## EXERCISE AIM:
The records below need copying. Match each line exactly.

Data records for software interfaces:
· · · · ·

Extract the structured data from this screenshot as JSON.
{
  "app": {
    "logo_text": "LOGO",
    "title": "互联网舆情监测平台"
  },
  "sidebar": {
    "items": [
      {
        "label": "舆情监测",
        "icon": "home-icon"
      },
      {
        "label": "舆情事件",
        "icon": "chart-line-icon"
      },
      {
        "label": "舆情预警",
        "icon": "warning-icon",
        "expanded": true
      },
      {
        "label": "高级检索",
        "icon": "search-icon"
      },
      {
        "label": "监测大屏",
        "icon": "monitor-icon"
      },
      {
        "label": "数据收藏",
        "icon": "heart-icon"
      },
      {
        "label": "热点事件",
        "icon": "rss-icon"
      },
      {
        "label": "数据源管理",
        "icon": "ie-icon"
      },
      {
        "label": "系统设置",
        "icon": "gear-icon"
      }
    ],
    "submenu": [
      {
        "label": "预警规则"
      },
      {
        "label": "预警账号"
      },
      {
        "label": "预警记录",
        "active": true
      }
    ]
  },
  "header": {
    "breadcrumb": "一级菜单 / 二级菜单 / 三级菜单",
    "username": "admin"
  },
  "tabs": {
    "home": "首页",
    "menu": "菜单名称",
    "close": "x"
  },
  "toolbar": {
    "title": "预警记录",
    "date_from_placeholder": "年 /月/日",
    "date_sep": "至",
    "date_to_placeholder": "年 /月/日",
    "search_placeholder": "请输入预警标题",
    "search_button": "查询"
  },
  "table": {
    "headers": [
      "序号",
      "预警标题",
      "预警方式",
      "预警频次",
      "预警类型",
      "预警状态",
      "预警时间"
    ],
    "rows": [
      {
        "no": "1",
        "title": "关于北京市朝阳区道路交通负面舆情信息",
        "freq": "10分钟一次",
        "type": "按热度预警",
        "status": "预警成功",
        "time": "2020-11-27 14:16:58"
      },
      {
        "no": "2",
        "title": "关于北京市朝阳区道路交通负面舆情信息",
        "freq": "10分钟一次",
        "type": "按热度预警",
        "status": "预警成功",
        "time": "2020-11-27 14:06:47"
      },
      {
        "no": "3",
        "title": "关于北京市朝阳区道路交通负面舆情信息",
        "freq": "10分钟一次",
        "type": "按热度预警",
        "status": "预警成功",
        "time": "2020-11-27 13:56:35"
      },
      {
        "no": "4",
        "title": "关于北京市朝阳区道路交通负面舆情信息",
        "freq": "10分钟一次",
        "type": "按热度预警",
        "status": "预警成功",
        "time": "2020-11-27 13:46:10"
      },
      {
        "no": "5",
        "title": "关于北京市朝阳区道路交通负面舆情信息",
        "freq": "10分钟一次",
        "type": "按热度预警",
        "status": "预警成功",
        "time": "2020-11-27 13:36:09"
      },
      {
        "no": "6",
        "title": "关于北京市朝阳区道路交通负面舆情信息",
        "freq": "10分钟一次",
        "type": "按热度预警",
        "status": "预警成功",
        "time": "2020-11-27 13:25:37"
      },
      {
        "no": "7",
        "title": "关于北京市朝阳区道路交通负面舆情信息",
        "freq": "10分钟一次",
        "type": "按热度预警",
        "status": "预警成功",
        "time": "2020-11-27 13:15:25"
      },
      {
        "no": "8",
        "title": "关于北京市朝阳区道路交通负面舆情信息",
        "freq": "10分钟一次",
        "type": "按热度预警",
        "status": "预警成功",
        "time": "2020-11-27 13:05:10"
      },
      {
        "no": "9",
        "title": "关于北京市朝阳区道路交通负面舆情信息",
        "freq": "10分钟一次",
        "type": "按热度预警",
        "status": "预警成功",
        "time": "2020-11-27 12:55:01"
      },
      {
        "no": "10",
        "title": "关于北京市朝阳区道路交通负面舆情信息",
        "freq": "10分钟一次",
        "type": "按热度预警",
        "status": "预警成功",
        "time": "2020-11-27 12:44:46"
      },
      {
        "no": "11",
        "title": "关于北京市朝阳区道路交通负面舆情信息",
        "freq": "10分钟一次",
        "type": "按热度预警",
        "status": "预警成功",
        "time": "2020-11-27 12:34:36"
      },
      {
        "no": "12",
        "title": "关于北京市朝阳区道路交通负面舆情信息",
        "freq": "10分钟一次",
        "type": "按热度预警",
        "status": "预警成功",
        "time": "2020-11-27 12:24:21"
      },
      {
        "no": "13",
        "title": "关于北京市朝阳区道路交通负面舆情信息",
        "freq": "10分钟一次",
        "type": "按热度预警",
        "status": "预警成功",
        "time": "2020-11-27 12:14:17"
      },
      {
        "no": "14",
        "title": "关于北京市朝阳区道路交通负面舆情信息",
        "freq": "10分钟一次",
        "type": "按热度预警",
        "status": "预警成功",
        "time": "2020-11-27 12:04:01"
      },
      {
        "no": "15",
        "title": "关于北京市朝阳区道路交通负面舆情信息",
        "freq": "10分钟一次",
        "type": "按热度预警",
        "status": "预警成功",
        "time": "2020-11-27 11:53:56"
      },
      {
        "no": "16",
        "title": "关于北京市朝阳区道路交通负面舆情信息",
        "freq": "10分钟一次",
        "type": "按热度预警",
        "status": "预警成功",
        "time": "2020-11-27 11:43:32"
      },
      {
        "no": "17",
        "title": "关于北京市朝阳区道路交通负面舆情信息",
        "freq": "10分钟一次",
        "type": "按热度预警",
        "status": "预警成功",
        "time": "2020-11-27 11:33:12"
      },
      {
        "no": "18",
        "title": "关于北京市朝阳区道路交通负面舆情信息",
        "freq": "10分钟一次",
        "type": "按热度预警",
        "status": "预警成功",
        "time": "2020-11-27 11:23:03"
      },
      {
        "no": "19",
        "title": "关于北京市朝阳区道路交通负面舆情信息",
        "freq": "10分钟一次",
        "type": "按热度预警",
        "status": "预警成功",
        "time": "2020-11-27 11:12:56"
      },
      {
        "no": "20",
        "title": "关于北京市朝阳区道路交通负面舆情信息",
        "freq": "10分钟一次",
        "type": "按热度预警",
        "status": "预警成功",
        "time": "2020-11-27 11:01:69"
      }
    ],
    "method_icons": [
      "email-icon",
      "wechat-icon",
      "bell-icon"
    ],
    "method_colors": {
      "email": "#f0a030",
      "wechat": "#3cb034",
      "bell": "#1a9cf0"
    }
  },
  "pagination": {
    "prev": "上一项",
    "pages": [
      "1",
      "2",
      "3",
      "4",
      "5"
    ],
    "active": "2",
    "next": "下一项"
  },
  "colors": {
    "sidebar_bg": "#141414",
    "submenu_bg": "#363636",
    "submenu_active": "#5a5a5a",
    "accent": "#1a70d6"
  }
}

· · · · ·

## SOLVED PROBLEM:
Extract the structured data from this screenshot as JSON.
{
  "app": {
    "logo_text": "LOGO",
    "title": "互联网舆情监测平台"
  },
  "sidebar": {
    "items": [
      {
        "label": "舆情监测",
        "icon": "home-icon"
      },
      {
        "label": "舆情事件",
        "icon": "chart-line-icon"
      },
      {
        "label": "舆情预警",
        "icon": "warning-icon",
        "expanded": true
      },
      {
        "label": "高级检索",
        "icon": "search-icon"
      },
      {
        "label": "监测大屏",
        "icon": "monitor-icon"
      },
      {
        "label": "数据收藏",
        "icon": "heart-icon"
      },
      {
        "label": "热点事件",
        "icon": "rss-icon"
      },
      {
        "label": "数据源管理",
        "icon": "ie-icon"
      },
      {
        "label": "系统设置",
        "icon": "gear-icon"
      }
    ],
    "submenu": [
      {
        "label": "预警规则"
      },
      {
        "label": "预警账号"
      },
      {
        "label": "预警记录",
        "active": true
      }
    ]
  },
  "header": {
    "breadcrumb": "一级菜单 / 二级菜单 / 三级菜单",
    "username": "admin"
  },
  "tabs": {
    "home": "首页",
    "menu": "菜单名称",
    "close": "x"
  },
  "toolbar": {
    "title": "预警记录",
    "date_from_placeholder": "年 /月/日",
    "date_sep": "至",
    "date_to_placeholder": "年 /月/日",
    "search_placeholder": "请输入预警标题",
    "search_button": "查询"
  },
  "table": {
    "headers": [
      "序号",
      "预警标题",
      "预警方式",
      "预警频次",
      "预警类型",
      "预警状态",
      "预警时间"
    ],
    "rows": [
      {
        "no": "1",
        "title": "关于北京市朝阳区道路交通负面舆情信息",
        "freq": "10分钟一次",
        "type": "按热度预警",
        "status": "预警成功",
        "time": "2020-11-27 14:16:58"
      },
      {
        "no": "2",
        "title": "关于北京市朝阳区道路交通负面舆情信息",
        "freq": "10分钟一次",
        "type": "按热度预警",
        "status": "预警成功",
        "time": "2020-11-27 14:06:47"
      },
      {
        "no": "3",
        "title": "关于北京市朝阳区道路交通负面舆情信息",
        "freq": "10分钟一次",
        "type": "按热度预警",
        "status": "预警成功",
        "time": "2020-11-27 13:56:35"
      },
      {
        "no": "4",
        "title": "关于北京市朝阳区道路交通负面舆情信息",
        "freq": "10分钟一次",
        "type": "按热度预警",
        "status": "预警成功",
        "time": "2020-11-27 13:46:10"
      },
      {
        "no": "5",
        "title": "关于北京市朝阳区道路交通负面舆情信息",
        "freq": "10分钟一次",
        "type": "按热度预警",
        "status": "预警成功",
        "time": "2020-11-27 13:36:09"
      },
      {
        "no": "6",
        "title": "关于北京市朝阳区道路交通负面舆情信息",
        "freq": "10分钟一次",
        "type": "按热度预警",
        "status": "预警成功",
        "time": "2020-11-27 13:25:37"
      },
      {
        "no": "7",
        "title": "关于北京市朝阳区道路交通负面舆情信息",
        "freq": "10分钟一次",
        "type": "按热度预警",
        "status": "预警成功",
        "time": "2020-11-27 13:15:25"
      },
      {
        "no": "8",
        "title": "关于北京市朝阳区道路交通负面舆情信息",
        "freq": "10分钟一次",
        "type": "按热度预警",
        "status": "预警成功",
        "time": "2020-11-27 13:05:10"
      },
      {
        "no": "9",
        "title": "关于北京市朝阳区道路交通负面舆情信息",
        "freq": "10分钟一次",
        "type": "按热度预警",
        "status": "预警成功",
        "time": "2020-11-27 12:55:01"
      },
      {
        "no": "10",
        "title": "关于北京市朝阳区道路交通负面舆情信息",
        "freq": "10分钟一次",
        "type": "按热度预警",
        "status": "预警成功",
        "time": "2020-11-27 12:44:46"
      },
      {
        "no": "11",
        "title": "关于北京市朝阳区道路交通负面舆情信息",
        "freq": "10分钟一次",
        "type": "按热度预警",
        "status": "预警成功",
        "time": "2020-11-27 12:34:36"
      },
      {
        "no": "12",
        "title": "关于北京市朝阳区道路交通负面舆情信息",
        "freq": "10分钟一次",
        "type": "按热度预警",
        "status": "预警成功",
        "time": "2020-11-27 12:24:21"
      },
      {
        "no": "13",
        "title": "关于北京市朝阳区道路交通负面舆情信息",
        "freq": "10分钟一次",
        "type": "按热度预警",
        "status": "预警成功",
        "time": "2020-11-27 12:14:17"
      },
      {
        "no": "14",
        "title": "关于北京市朝阳区道路交通负面舆情信息",
        "freq": "10分钟一次",
        "type": "按热度预警",
        "status": "预警成功",
        "time": "2020-11-27 12:04:01"
      },
      {
        "no": "15",
        "title": "关于北京市朝阳区道路交通负面舆情信息",
        "freq": "10分钟一次",
        "type": "按热度预警",
        "status": "预警成功",
        "time": "2020-11-27 11:53:56"
      },
      {
        "no": "16",
        "title": "关于北京市朝阳区道路交通负面舆情信息",
        "freq": "10分钟一次",
        "type": "按热度预警",
        "status": "预警成功",
        "time": "2020-11-27 11:43:32"
      },
      {
        "no": "17",
        "title": "关于北京市朝阳区道路交通负面舆情信息",
        "freq": "10分钟一次",
        "type": "按热度预警",
        "status": "预警成功",
        "time": "2020-11-27 11:33:12"
      },
      {
        "no": "18",
        "title": "关于北京市朝阳区道路交通负面舆情信息",
        "freq": "10分钟一次",
        "type": "按热度预警",
        "status": "预警成功",
        "time": "2020-11-27 11:23:03"
      },
      {
        "no": "19",
        "title": "关于北京市朝阳区道路交通负面舆情信息",
        "freq": "10分钟一次",
        "type": "按热度预警",
        "status": "预警成功",
        "time": "2020-11-27 11:12:56"
      },
      {
        "no": "20",
        "title": "关于北京市朝阳区道路交通负面舆情信息",
        "freq": "10分钟一次",
        "type": "按热度预警",
        "status": "预警成功",
        "time": "2020-11-27 11:01:69"
      }
    ],
    "method_icons": [
      "email-icon",
      "wechat-icon",
      "bell-icon"
    ],
    "method_colors": {
      "email": "#f0a030",
      "wechat": "#3cb034",
      "bell": "#1a9cf0"
    }
  },
  "pagination": {
    "prev": "上一项",
    "pages": [
      "1",
      "2",
      "3",
      "4",
      "5"
    ],
    "active": "2",
    "next": "下一项"
  },
  "colors": {
    "sidebar_bg": "#141414",
    "submenu_bg": "#363636",
    "submenu_active": "#5a5a5a",
    "accent": "#1a70d6"
  }
}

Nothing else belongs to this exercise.